After all of the fireworks, the controversial "three strikes" anti-piracy legislation, which became effective at the start of this month, has proved to be a damp squib.

The legislation allows copyright owners to send evidence of alleged infringements to internet service providers (ISPs), who will then send up to three infringement notices to the account holder. If the alleged offending continues, the copyright owner can take a claim to the Copyright Tribunal, which can fine the account holder up to NZ$15,000. The Bill includes the power for a district court to suspend an internet account for up to six months in appropriate circumstances. However, this is not intended to be used unless the notice process and the remedies by the Copyright Tribunal are ineffective.

Sounds like the iron hand of the law just got a bit tougher, right?

But this weekend gone by, the NZ papers were reporting that no one has been charged yet, and no infringement notices have been issued. So this is what the country went through years of turmoil over. This is what led to internet blackout campaigns and follow-up protests and threats. This is what caused some to brand the former Labour government, which brought in the original legislation amendments, as stooges of Hollywood.

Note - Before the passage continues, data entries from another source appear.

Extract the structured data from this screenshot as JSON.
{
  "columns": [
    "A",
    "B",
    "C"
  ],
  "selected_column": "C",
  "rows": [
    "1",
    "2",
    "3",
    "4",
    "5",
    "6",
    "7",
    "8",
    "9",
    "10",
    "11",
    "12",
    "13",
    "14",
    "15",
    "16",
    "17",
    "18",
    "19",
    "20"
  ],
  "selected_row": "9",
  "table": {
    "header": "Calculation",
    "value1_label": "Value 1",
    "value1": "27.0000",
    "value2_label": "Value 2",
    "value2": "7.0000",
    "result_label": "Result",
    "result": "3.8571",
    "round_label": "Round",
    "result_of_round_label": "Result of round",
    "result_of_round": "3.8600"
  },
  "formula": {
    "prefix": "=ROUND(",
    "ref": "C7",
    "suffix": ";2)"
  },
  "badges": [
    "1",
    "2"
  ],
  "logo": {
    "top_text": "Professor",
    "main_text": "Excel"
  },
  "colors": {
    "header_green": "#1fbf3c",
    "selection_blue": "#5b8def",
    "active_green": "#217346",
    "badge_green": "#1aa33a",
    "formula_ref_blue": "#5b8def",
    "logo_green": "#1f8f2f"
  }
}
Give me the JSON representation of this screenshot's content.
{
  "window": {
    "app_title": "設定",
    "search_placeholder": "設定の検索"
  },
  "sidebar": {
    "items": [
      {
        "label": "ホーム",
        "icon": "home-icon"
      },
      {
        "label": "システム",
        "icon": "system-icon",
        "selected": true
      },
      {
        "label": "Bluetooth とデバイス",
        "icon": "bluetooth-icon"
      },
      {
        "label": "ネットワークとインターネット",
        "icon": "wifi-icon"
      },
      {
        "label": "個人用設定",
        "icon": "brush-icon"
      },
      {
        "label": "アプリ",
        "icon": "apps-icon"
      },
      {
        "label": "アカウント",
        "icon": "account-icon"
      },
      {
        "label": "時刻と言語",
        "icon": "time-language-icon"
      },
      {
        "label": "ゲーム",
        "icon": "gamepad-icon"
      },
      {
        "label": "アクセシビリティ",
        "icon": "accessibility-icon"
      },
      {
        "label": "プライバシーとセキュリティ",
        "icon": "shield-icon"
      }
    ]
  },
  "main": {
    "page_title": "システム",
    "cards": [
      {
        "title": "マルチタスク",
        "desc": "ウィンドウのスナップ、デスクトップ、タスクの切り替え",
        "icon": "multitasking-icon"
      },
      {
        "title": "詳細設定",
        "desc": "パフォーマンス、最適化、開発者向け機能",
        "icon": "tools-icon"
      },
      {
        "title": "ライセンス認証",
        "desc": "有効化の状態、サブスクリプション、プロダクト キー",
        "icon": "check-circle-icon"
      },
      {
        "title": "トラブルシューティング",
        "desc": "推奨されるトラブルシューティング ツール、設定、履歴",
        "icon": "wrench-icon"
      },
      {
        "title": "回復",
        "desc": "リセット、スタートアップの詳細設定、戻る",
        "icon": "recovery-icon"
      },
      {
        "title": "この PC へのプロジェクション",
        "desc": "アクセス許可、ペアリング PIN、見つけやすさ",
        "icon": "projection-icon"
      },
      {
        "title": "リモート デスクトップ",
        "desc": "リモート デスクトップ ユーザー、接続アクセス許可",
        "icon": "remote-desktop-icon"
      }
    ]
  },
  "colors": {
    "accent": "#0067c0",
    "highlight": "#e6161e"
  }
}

Yes, all those years of drama over section 92 and matters of copyright, with the legislation later becoming known as the "Skynet Bill".

What was it all for?

Much credit for making the Copyright (Infringement File Sharing) Amendment Act 2011 so impotent can be given to its opponents, who did much to reveal how file-sharing piracy is so easy and possible.

It seems that it's a large portion of the population that has moved on to piracy because of old media models not working anymore. And people are being canny about it. A fresh-faced lad featured in the NZ Herald on Sunday got a mate to copy for him. And I am sure that he is bright enough to also use the technical means to make his connection anonymous to avoid his piracy being detected.

It's hard enough for the authorities to track down "proper" criminals and make them pay their fines, so you can imagine how hard it will be for copyright holders, who must pay ISPs a NZ$25 admin fee for each infringement notice, to track down these "guilty" pirates.

Then, if they are caught, such youngsters probably won't have the means to pay any heavy fines and, as yet, the government is not allowing any internet disconnections as a punishment.

So how can the law be enforced?

It almost looks like the pirates have won.